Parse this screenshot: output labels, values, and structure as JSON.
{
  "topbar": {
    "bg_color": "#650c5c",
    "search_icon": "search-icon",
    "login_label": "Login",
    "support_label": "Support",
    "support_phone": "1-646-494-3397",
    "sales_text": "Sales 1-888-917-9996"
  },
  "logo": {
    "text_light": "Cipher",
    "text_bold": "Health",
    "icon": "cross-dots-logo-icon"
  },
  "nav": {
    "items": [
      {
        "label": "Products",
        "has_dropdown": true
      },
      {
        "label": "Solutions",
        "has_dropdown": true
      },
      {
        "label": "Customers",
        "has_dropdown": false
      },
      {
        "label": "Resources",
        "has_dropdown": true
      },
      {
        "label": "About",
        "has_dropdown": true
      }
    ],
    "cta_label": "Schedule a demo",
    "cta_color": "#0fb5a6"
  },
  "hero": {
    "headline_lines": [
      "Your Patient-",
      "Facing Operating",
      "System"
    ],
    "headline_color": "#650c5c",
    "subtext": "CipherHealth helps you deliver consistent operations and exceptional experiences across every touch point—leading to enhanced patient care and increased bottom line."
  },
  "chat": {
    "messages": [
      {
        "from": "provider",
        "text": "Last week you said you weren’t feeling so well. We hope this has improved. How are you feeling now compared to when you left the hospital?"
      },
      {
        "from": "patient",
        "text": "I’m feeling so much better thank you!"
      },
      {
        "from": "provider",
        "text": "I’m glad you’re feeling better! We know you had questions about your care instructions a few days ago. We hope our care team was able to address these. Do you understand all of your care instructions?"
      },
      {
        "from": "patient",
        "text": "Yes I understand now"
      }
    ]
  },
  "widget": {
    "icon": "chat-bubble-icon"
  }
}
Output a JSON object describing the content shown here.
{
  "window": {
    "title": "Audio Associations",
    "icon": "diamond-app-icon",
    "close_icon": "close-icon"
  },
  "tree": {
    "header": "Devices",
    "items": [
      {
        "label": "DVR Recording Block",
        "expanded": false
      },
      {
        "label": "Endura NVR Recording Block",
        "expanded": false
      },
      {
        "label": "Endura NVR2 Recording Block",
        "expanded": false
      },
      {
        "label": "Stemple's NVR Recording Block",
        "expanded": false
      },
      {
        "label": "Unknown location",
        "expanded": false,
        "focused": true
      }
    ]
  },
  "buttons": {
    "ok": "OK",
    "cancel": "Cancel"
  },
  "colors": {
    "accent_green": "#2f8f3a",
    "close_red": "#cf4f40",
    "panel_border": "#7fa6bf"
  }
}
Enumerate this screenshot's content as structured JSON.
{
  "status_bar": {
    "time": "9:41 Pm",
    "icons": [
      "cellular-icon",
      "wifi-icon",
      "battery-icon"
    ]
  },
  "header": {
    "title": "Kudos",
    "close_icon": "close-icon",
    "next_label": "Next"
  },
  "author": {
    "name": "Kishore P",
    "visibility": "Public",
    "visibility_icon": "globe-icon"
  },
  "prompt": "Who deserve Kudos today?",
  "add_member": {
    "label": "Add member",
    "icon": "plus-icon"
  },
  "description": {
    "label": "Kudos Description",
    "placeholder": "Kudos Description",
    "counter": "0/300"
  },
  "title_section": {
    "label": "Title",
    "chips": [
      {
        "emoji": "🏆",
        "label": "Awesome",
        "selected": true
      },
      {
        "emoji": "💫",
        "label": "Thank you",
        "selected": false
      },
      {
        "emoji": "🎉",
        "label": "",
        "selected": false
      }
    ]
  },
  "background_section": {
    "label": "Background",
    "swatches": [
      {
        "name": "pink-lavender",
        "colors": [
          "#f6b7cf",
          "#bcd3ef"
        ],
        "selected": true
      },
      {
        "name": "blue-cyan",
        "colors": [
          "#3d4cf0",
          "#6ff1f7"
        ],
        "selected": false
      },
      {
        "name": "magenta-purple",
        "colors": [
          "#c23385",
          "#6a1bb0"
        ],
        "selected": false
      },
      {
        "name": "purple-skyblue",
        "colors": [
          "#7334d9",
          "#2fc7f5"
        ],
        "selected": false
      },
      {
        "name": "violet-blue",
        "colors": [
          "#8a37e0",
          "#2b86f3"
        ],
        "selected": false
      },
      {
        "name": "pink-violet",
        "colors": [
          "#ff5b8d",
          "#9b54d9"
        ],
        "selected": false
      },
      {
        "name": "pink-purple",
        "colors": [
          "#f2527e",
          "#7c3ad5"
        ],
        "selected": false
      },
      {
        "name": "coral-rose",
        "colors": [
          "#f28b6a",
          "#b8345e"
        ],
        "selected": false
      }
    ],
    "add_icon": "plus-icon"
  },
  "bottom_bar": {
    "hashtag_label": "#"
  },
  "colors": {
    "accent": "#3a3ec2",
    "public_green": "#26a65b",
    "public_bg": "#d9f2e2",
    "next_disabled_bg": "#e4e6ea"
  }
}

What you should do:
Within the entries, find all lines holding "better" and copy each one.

The answer:
        "text": "I’m feeling so much better thank you!"
        "text": "I’m glad you’re feeling better! We know you had questions about your care instructions a few days ago. We hope our care team was able to address these. Do you understand all of your care instructions?"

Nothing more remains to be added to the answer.